Of course, they may need to crack the DRM to read it because it’s only offered in stores that are incompatible with their device. If you only sell at Amazon, with DRM, and the customer has a Sony Reader, she has some choices:

  1. Don’t buy the book. Whether or not the reader’s happy with this, the author’s out a sale.
  2. Buy, and read on desktop instead of ebook device. Reader is not happy; she bought the device to allow her to read on the go.
  3. Buy, and crack the DRM. Download one of the various programs written for this (dodging around a DMCA violation; it’s not illegal to have such programs, but it’s illegal to distribute them; it’s unclear if it’s legal to use them to be able to read your own purchases), google for instructions on how to run it, crack the book. Download a conversion program like Calibre (free, open source, legal) and run the cracked version through that to get to a format her device supports. Author’s happy with the purchase; reader may be happy with the reading but annoyed at the amount of extra effort involved.
  4. Skip all that, type [book title] [free ebook download] into Google, and get a version someone else has gone to the effort of cracking, in a format she can just load onto her device. Reader’s happy; author’s not.

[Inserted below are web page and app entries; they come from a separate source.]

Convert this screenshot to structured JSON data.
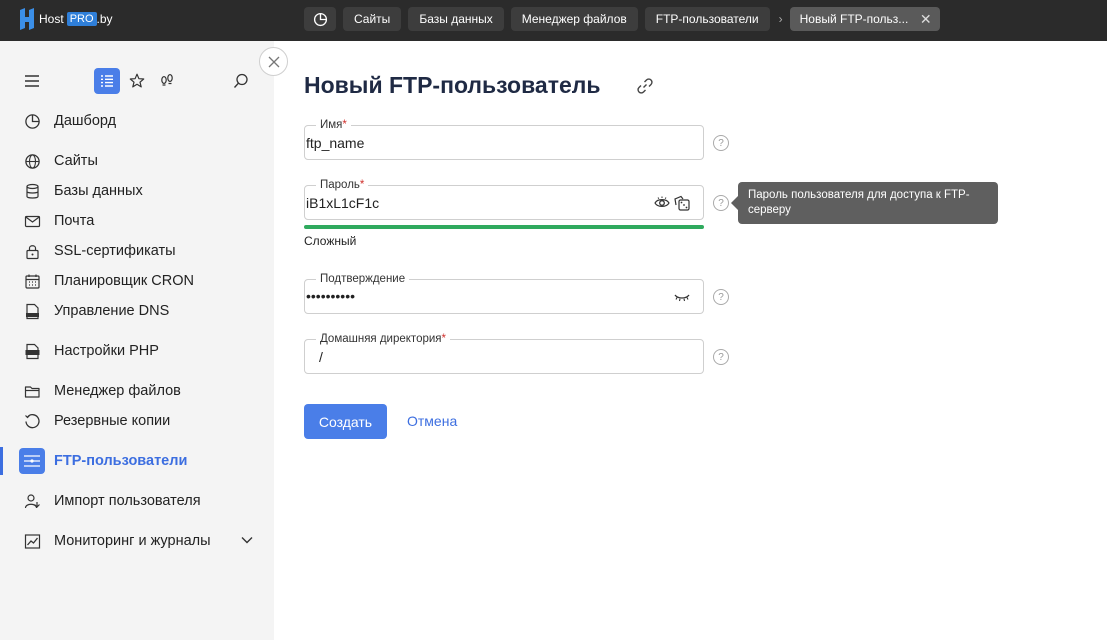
{
  "logo": {
    "host": "Host",
    "pro": "PRO",
    "by": ".by"
  },
  "tabs": [
    {
      "label": "Сайты"
    },
    {
      "label": "Базы данных"
    },
    {
      "label": "Менеджер файлов"
    },
    {
      "label": "FTP-пользователи"
    }
  ],
  "active_tab": {
    "label": "Новый FTP-польз..."
  },
  "sidebar": {
    "items": [
      {
        "label": "Дашборд",
        "icon": "dashboard-icon"
      },
      {
        "label": "Сайты",
        "icon": "globe-icon"
      },
      {
        "label": "Базы данных",
        "icon": "database-icon"
      },
      {
        "label": "Почта",
        "icon": "mail-icon"
      },
      {
        "label": "SSL-сертификаты",
        "icon": "lock-icon"
      },
      {
        "label": "Планировщик CRON",
        "icon": "calendar-icon"
      },
      {
        "label": "Управление DNS",
        "icon": "dns-icon"
      },
      {
        "label": "Настройки PHP",
        "icon": "php-icon"
      },
      {
        "label": "Менеджер файлов",
        "icon": "folder-icon"
      },
      {
        "label": "Резервные копии",
        "icon": "backup-icon"
      },
      {
        "label": "FTP-пользователи",
        "icon": "ftp-icon",
        "active": true
      },
      {
        "label": "Импорт пользователя",
        "icon": "user-import-icon"
      },
      {
        "label": "Мониторинг и журналы",
        "icon": "monitoring-icon"
      }
    ]
  },
  "form": {
    "title": "Новый FTP-пользователь",
    "name": {
      "label": "Имя",
      "required": "*",
      "value": "ftp_name"
    },
    "password": {
      "label": "Пароль",
      "required": "*",
      "value": "iB1xL1cF1c"
    },
    "strength": {
      "label": "Сложный",
      "level": 1.0,
      "color": "#2faa5e"
    },
    "confirm": {
      "label": "Подтверждение",
      "value": "••••••••••"
    },
    "home": {
      "label": "Домашняя директория",
      "required": "*",
      "value": "/"
    },
    "help_glyph": "?",
    "tooltip": "Пароль пользователя для доступа к FTP-серверу",
    "create_label": "Создать",
    "cancel_label": "Отмена"
  },
  "colors": {
    "accent": "#4a7ee8",
    "topbar": "#2b2b2b",
    "sidebar": "#f4f4f4"
  }
}
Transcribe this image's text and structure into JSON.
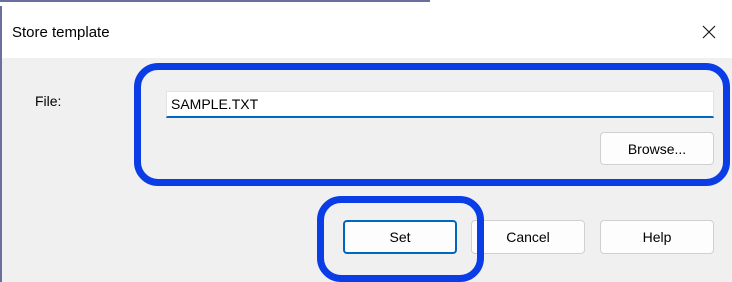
{
  "dialog": {
    "title": "Store template",
    "close_icon": "close-icon"
  },
  "file": {
    "label": "File:",
    "value": "SAMPLE.TXT",
    "placeholder": ""
  },
  "buttons": {
    "browse": "Browse...",
    "set": "Set",
    "cancel": "Cancel",
    "help": "Help"
  },
  "colors": {
    "accent": "#0067c0",
    "highlight": "#0a3de6",
    "window_bg": "#f0f0f0",
    "titlebar_bg": "#ffffff"
  }
}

DRM prevents casual sharing among people who aren’t tech-savvy; it doesn’t prevent piracy. And it doesn’t result in more sales, as far as any research has been able to figure out. It’s been said that “DRM is like saying if you want to read our books, you have to use our lamp.” That’s how many readers think of it … a method of forced lock-in, rather than an author-safety feature. They don’t think of it as an anti-theft feature because it applies to something they’ve already bought, and nobody thinks, “I should have to pay extra for restrictive features that prevent me from using my purchases because otherwise I might run off and commit crimes with them.” Treating all customers as potential thieves may not deter them, if the DRM isn’t too inconvenient, but it doesn’t win any extra sales. And non-DRM publication does win sales; some ebook readers (like myself) won’t buy anything with DRM.

The question authors should be asking is not, “does DRM prevent (some) piracy?” because they don’t need to prevent piracy. They need to gain sales, so they should be asking, “does DRM prevent more lost sales through piracy than it prevents purchases through inconvenience?” Many former customers have said they’ll never buy DRM’d ebooks again … several of those were active buyers, early adopters in a position to encourage their friends to try ebooks.

Many people also claim that DRM doesn’t bother them or that it’s a necessary nuisance and they don’t mind it because it helps authors get paid. I’ve yet to see one of those posts/comments say, “of course, it doesn’t bother me that I can’t share my Kindle books with my husband’s Nook. We don’t mind at all having to buy the same book twice so we can both read it.” Nor has anyone said, “I lost access to 50 ebooks when Adobe changed from its old DRM system to ADE, but I was never going to read those again so I don’t care. I’m happy to buy plenty of DRM’d books with the new system.” It’s only people who have never lost access to their purchases, never been frustrated by being prevented from what they thought was a perfectly reasonable use of their ebooks, who sing the virtues of DRM (and publishers and authors, who scrupulously avoid offering any actual statistics to support their claims that DRM helps rather than hinders sales).

I can’t say “DRM costs more sales than it prevents losses through filesharing.” I can say that authors and publishers should take a careful look at the facts, and start collecting useful statistics, because it’s not as simple as “DRM prevents theft.” DRM also prevents sales … and you don’t get to be a bestselling author (or a full-time, quit-your-day-job author) by “preventing theft.”


Elfwreck’s writing can be found at [personal profile] elf, her Dreamwidth blog, or at the Archive Of Our Own.

The Grand Conversation on ebooks will run here at until February 28. If you’d like to contribute a guest blog post, email me at



  1. […] READ PART 2 OF ELFWRECK’S GUEST POST HERE Elfwreck’s writing can be found at elf, her Dreamwidth blog, or at the Archive Of Our Own. The Grand Conversation on ebooks will run here at until February 28. If you’d like to contribute a guest blog post, email me at Share […]